Now that we’re back from our visit to the States, we’re getting ready for a trip to the Basque country and Paris. But first some attention to Boston.
I’m crazy about Chinese dumplings. The gold standard for me was always Prosperity Dumpling in Manhattan. Well, Prosperity is no more, and I have had better dumplings than theirs, but at five times the price. So I was looking forward to trying Dumpling King and Dumpling Cafe in Boston. We ate at Gourmet Dumpling House a few years ago, and I must admit that I have little memory of the occasion. At Dumpling Cafe we took some fried dumplings, which were nothing to write home about. Then we saw soup dumpings at other tables, so we ordered some of them, too. The soup dumplings are called “Mini pork buns” on the menu. Not the most descriptive of names. They were fair. The soup was concentrated and good.
Dumpling King is a little hole-in-the-wall place in a food court. The address is Harrison Ave, although the entrance is on Beach Street. Ten fried dumplings cost $5.50. At East Dumpling, the successor to Manhattan’s Prosperity Dumpling, ten fried dumplings cost $3. East Dumpling’s were better. As far as both King and Cafe are concerned, the dough was, to my mind, too thick, and the dumplings left a distinct aftertaste of MSG in my mouth.

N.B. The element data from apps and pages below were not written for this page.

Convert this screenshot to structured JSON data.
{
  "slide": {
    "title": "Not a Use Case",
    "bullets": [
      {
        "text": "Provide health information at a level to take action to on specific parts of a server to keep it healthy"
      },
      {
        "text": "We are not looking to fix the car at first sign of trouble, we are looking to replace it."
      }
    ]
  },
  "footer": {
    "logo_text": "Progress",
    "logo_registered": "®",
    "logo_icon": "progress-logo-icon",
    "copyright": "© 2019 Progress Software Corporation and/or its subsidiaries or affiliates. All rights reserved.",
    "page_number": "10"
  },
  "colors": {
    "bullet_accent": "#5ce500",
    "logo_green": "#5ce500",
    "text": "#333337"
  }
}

Rabia’s Seafood & Oyster Bar
A few years ago we asked some friends who live close to the North End to take us to Neptune Oyster Bar. They agreed, and then took us to Rabia’s, since they saw no reason to put up with Rabia’s shtik. On that occasion I had some raw oysters and a lobster roll, both excellent. We went back to Rabia’s this year. I ordered the same thing, raw oysters and a lobster roll. The oysters were good, but tiny, in France they would be No 5. The lobster roll was oversalted and did not awaken the impression of absolute freshness. It wasn’t bad, but I was disappointed. But we did have an excellent bottle wine, a pinot noir from Piedmont.
On our final night in Boston we ate at SRV, which bills itself as Venetian. There were five of us, and we all liked everything we ate. But nothing I ate there remotely reminded me of anthing I had ever eaten in Venice. Nor Piedmont, Tuscany or Rome. The only Italian food that it remotely recalled was food that we ate in Sicily. The wines were good.
Moulton’s in Medford
Once again we had a fine meal at Moulton’s. Good wine, sweet, fresh lobsters (which have to be ordered in advance), excellent sword fish. A pleasure each time we visit.
Chilli Garden in Medford
We had eaten at Chilli Garden twice before, once just my wife (who does not like anything spicy) and myself, and once with unadventourous eaters. So this time we went with friends who live in the area and like Chinese food! The plan was to order too much, so that we could taste a lot of things, and our friends would take home the leftovers. Well, we had Dan Dan noodles, Sichuan style dumplings, Kung Pao chicken, Twice-cooked pork belly, and a few non-spicy items, Salty crispy pork tenderloin, Bamboo shoots with sesame oil, and a beef lo mein. There was nothing that we did not like. And there weren’t too many leftovers, either.
Go Chi in Malden
At Go Chi, a recommendation from @passing_thru, we had some excellent dumplings and the sour cabbage soup. We liked both. The sour cabbage soup was different from what one generally gets in Chinese restaurants. But I must say that, good as it was, it was not as good as the Stinky Cabbage Soup made by a cousin of ours. One of the major attractions at Go Chi is the artwork in the men’s restroom, which instructs the user as to permitted and prohibited activities in said location.
District Kitchen in Malden
We enjoyed our lunch here with some cousins. The portions were very large, so I couldn’t help out with my wife’s banh mi. We all enjoyed our meal. But the modern room has all hard surfaces, which implies that the noise level could be considerable when the place is full.